- _Instructions to follow_
Within the entries below, find each line containing the word "true" and copy it.

- _Provided data_

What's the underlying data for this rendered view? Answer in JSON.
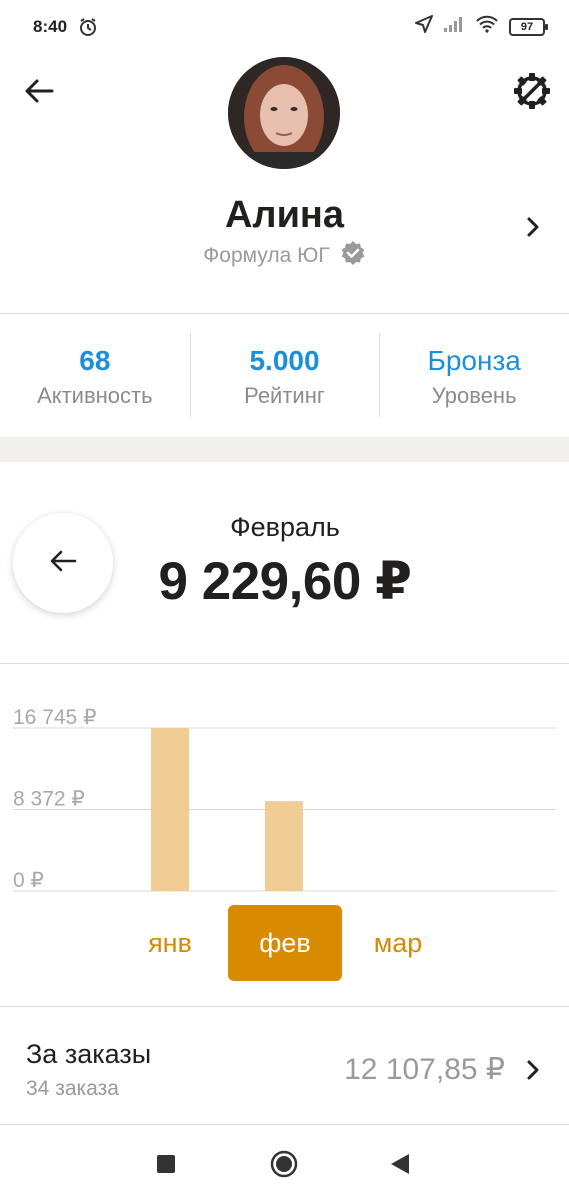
{
  "status_bar": {
    "time": "8:40",
    "battery": "97",
    "icons": [
      "alarm-icon",
      "location-arrow-icon",
      "signal-icon",
      "wifi-icon",
      "battery-icon"
    ]
  },
  "header": {
    "back_icon": "arrow-left-icon",
    "settings_icon": "gear-icon"
  },
  "profile": {
    "name": "Алина",
    "company": "Формула ЮГ",
    "verified_icon": "verified-badge-icon"
  },
  "stats": [
    {
      "value": "68",
      "label": "Активность"
    },
    {
      "value": "5.000",
      "label": "Рейтинг"
    },
    {
      "value": "Бронза",
      "label": "Уровень"
    }
  ],
  "summary": {
    "month": "Февраль",
    "amount": "9 229,60 ₽"
  },
  "chart_data": {
    "type": "bar",
    "categories": [
      "янв",
      "фев",
      "мар"
    ],
    "values": [
      16745,
      9229.6,
      0
    ],
    "title": "",
    "xlabel": "",
    "ylabel": "",
    "ylim": [
      0,
      16745
    ],
    "yticks": [
      "16 745 ₽",
      "8 372 ₽",
      "0 ₽"
    ],
    "ytick_values": [
      16745,
      8372,
      0
    ],
    "grid": true,
    "bar_color": "#f0cd94"
  },
  "month_tabs": {
    "items": [
      "янв",
      "фев",
      "мар"
    ],
    "selected": "фев"
  },
  "orders": {
    "title": "За заказы",
    "count": "34 заказа",
    "amount": "12 107,85 ₽"
  },
  "colors": {
    "accent_blue": "#1a8fdc",
    "accent_orange": "#d98b00",
    "bar": "#f0cd94"
  }
}
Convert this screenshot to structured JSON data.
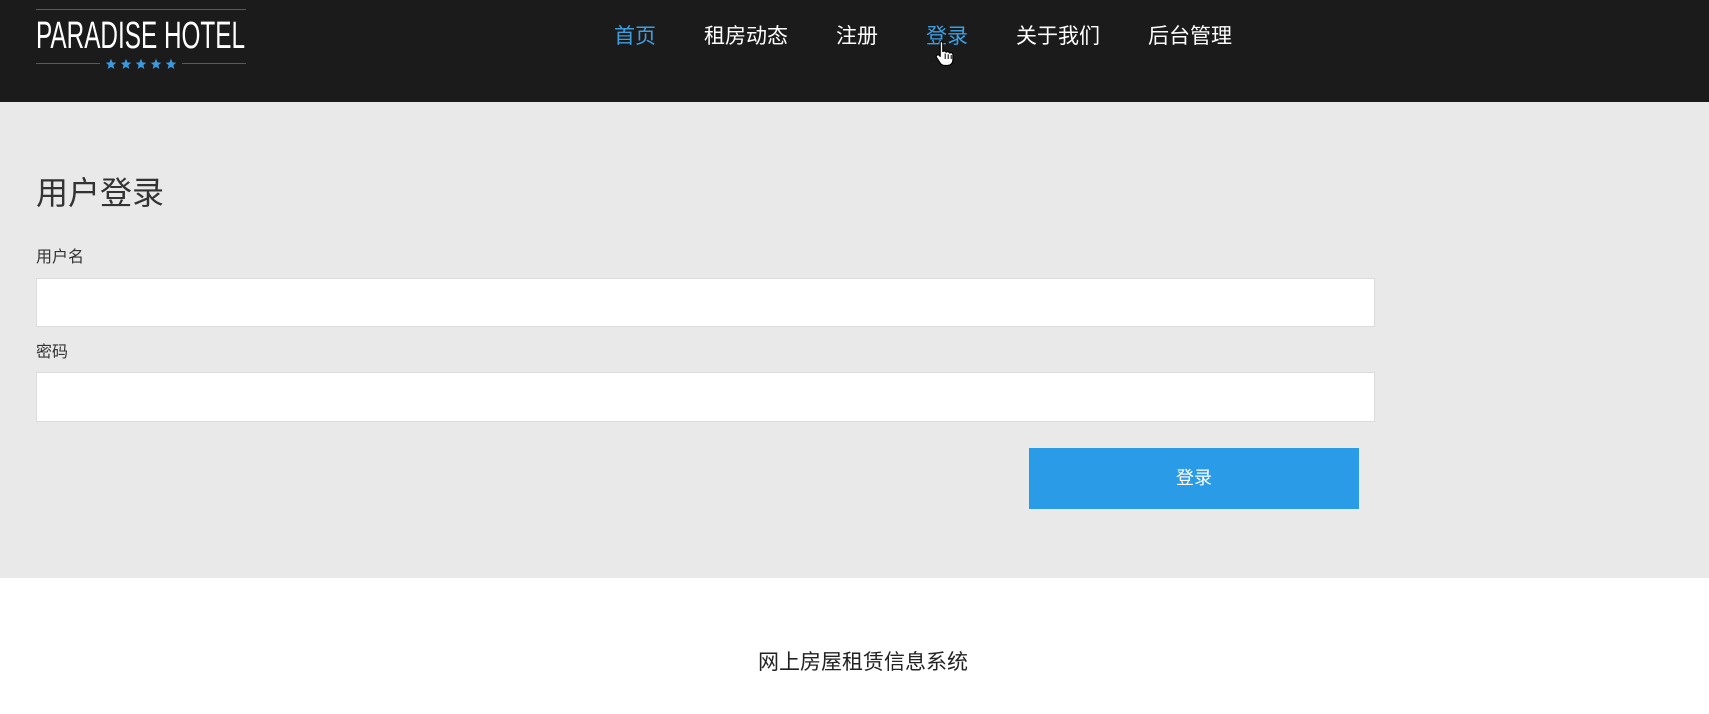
{
  "logo": {
    "text": "PARADISE HOTEL",
    "stars": 5
  },
  "nav": {
    "items": [
      {
        "label": "首页",
        "highlighted": true
      },
      {
        "label": "租房动态",
        "highlighted": false
      },
      {
        "label": "注册",
        "highlighted": false
      },
      {
        "label": "登录",
        "highlighted": true
      },
      {
        "label": "关于我们",
        "highlighted": false
      },
      {
        "label": "后台管理",
        "highlighted": false
      }
    ]
  },
  "login": {
    "title": "用户登录",
    "username_label": "用户名",
    "username_value": "",
    "password_label": "密码",
    "password_value": "",
    "submit_label": "登录"
  },
  "footer": {
    "text": "网上房屋租赁信息系统"
  },
  "icons": {
    "logo_star": "star-icon",
    "cursor": "hand-cursor-icon"
  },
  "colors": {
    "header_bg": "#1b1b1b",
    "nav_text": "#ffffff",
    "accent": "#3f9ee0",
    "star": "#3a9ae0",
    "main_bg": "#e9e9e9",
    "button_bg": "#2a9be6",
    "button_text": "#ffffff",
    "text": "#333333"
  }
}
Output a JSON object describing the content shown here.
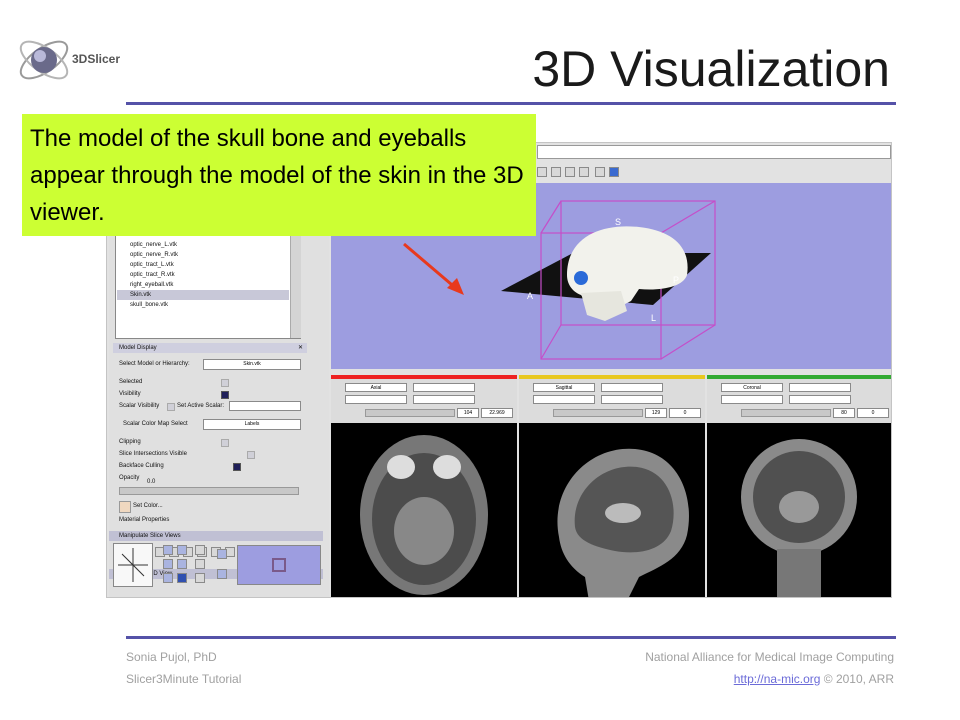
{
  "header": {
    "logo_text": "3DSlicer",
    "title": "3D Visualization"
  },
  "callout": {
    "text": "The model of the skull bone and eyeballs appear through the model of the skin in the 3D viewer."
  },
  "app": {
    "model_list": [
      "optic_nerve_L.vtk",
      "optic_nerve_R.vtk",
      "optic_tract_L.vtk",
      "optic_tract_R.vtk",
      "right_eyeball.vtk",
      "Skin.vtk",
      "skull_bone.vtk"
    ],
    "model_display": {
      "header": "Model Display",
      "select_label": "Select Model or Hierarchy:",
      "select_value": "Skin.vtk",
      "rows": [
        "Selected",
        "Visibility",
        "Scalar Visibility",
        "Scalar Color Map Select",
        "Clipping",
        "Slice Intersections Visible",
        "Backface Culling",
        "Opacity"
      ],
      "active_scalar_label": "Set Active Scalar:",
      "color_map_value": "Labels",
      "opacity_value": "0.0",
      "set_color_label": "Set Color...",
      "material_label": "Material Properties"
    },
    "manipulate_slice_views": "Manipulate Slice Views",
    "manipulate_3d_view": "Manipulate 3D View",
    "orientation_labels": {
      "s": "S",
      "a": "A",
      "p": "P",
      "l": "L"
    },
    "slice_views": [
      {
        "name": "Axial",
        "color": "#ee2222",
        "value1": "104",
        "value2": "22.969"
      },
      {
        "name": "Sagittal",
        "color": "#e8c820",
        "value1": "129",
        "value2": "0"
      },
      {
        "name": "Coronal",
        "color": "#33aa33",
        "value1": "80",
        "value2": "0"
      }
    ],
    "colors": {
      "viewer_bg": "#9d9de0",
      "accent_rule": "#5552a8",
      "callout_bg": "#ccff33",
      "arrow": "#e8391d"
    }
  },
  "footer": {
    "author": "Sonia Pujol, PhD",
    "organization": "National Alliance for Medical Image Computing",
    "tutorial": "Slicer3Minute Tutorial",
    "link": "http://na-mic.org",
    "copyright": "© 2010, ARR"
  }
}
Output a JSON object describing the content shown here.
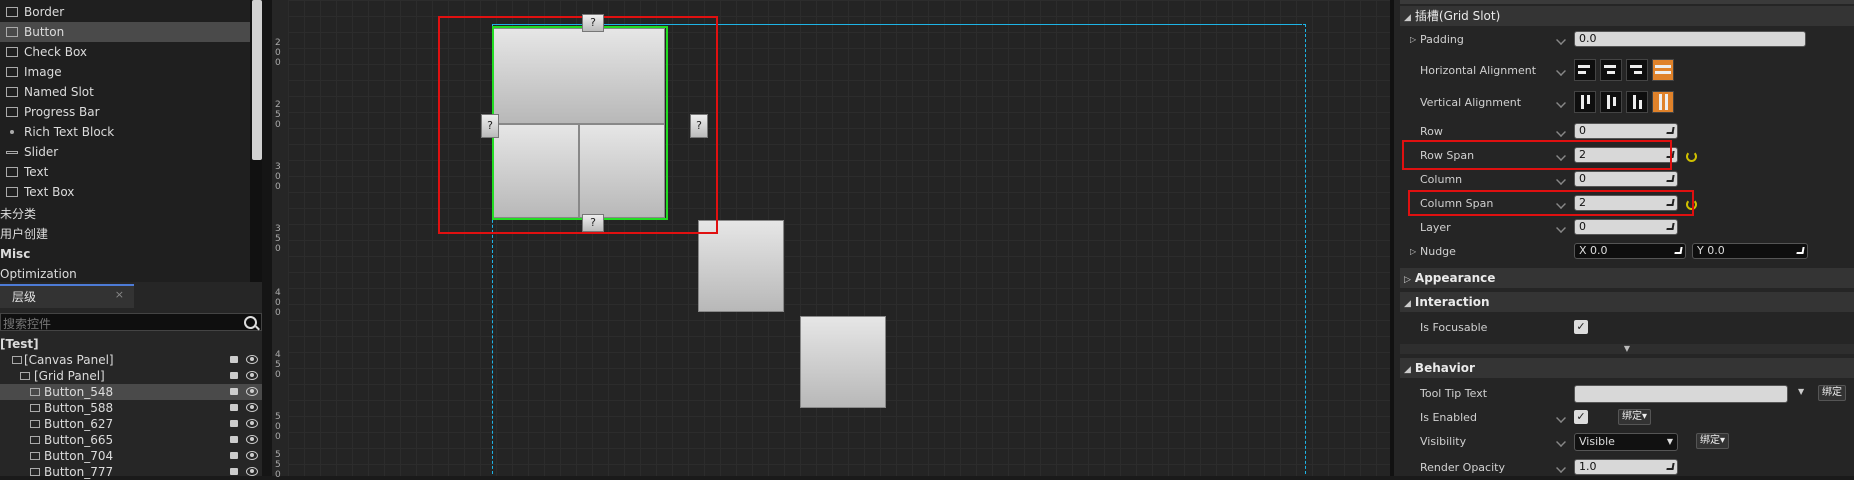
{
  "palette": {
    "items": [
      {
        "label": "Border",
        "icon": "border-icon",
        "selected": false
      },
      {
        "label": "Button",
        "icon": "button-icon",
        "selected": true
      },
      {
        "label": "Check Box",
        "icon": "checkbox-icon",
        "selected": false
      },
      {
        "label": "Image",
        "icon": "image-icon",
        "selected": false
      },
      {
        "label": "Named Slot",
        "icon": "named-slot-icon",
        "selected": false
      },
      {
        "label": "Progress Bar",
        "icon": "progress-bar-icon",
        "selected": false
      },
      {
        "label": "Rich Text Block",
        "icon": "rich-text-icon",
        "selected": false
      },
      {
        "label": "Slider",
        "icon": "slider-icon",
        "selected": false
      },
      {
        "label": "Text",
        "icon": "text-icon",
        "selected": false
      },
      {
        "label": "Text Box",
        "icon": "text-box-icon",
        "selected": false
      }
    ],
    "categories": [
      "未分类",
      "用户创建",
      "Misc",
      "Optimization"
    ]
  },
  "hierarchy": {
    "tab_label": "层级",
    "tab_close": "×",
    "search_placeholder": "搜索控件",
    "root": "[Test]",
    "canvas_panel": "[Canvas Panel]",
    "grid_panel": "[Grid Panel]",
    "buttons": [
      "Button_548",
      "Button_588",
      "Button_627",
      "Button_665",
      "Button_704",
      "Button_777"
    ],
    "selected": "Button_548"
  },
  "ruler": {
    "ticks": [
      "2",
      "0",
      "0",
      "2",
      "5",
      "0",
      "3",
      "0",
      "0",
      "3",
      "5",
      "0",
      "4",
      "0",
      "0",
      "4",
      "5",
      "0",
      "5",
      "0",
      "0",
      "5",
      "5",
      "0"
    ]
  },
  "canvas": {
    "handle_label": "?"
  },
  "details": {
    "grid_slot_header": "插槽(Grid Slot)",
    "padding_label": "Padding",
    "padding_value": "0.0",
    "halign_label": "Horizontal Alignment",
    "valign_label": "Vertical Alignment",
    "row_label": "Row",
    "row_value": "0",
    "row_span_label": "Row Span",
    "row_span_value": "2",
    "column_label": "Column",
    "column_value": "0",
    "column_span_label": "Column Span",
    "column_span_value": "2",
    "layer_label": "Layer",
    "layer_value": "0",
    "nudge_label": "Nudge",
    "nudge_x": "X  0.0",
    "nudge_y": "Y  0.0",
    "appearance_header": "Appearance",
    "interaction_header": "Interaction",
    "is_focusable_label": "Is Focusable",
    "behavior_header": "Behavior",
    "tooltip_label": "Tool Tip Text",
    "tooltip_bind": "绑定",
    "is_enabled_label": "Is Enabled",
    "bind_label": "绑定▾",
    "visibility_label": "Visibility",
    "visibility_value": "Visible",
    "render_opacity_label": "Render Opacity",
    "render_opacity_value": "1.0",
    "checkmark": "✓"
  },
  "colors": {
    "highlight_red": "#e01010",
    "selection_green": "#22dd22",
    "bounds_cyan": "#1eb4e6",
    "active_orange": "#e0822a"
  }
}
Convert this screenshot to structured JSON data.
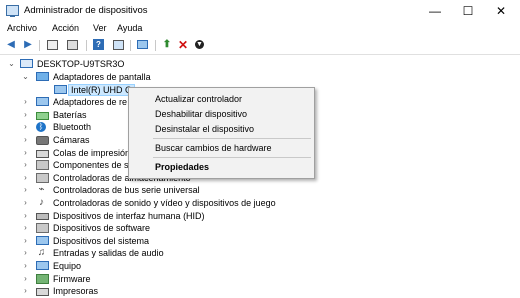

- _Task result_
    "grid": true,
        "highlighted": true
        "highlighted": true
        "selected": true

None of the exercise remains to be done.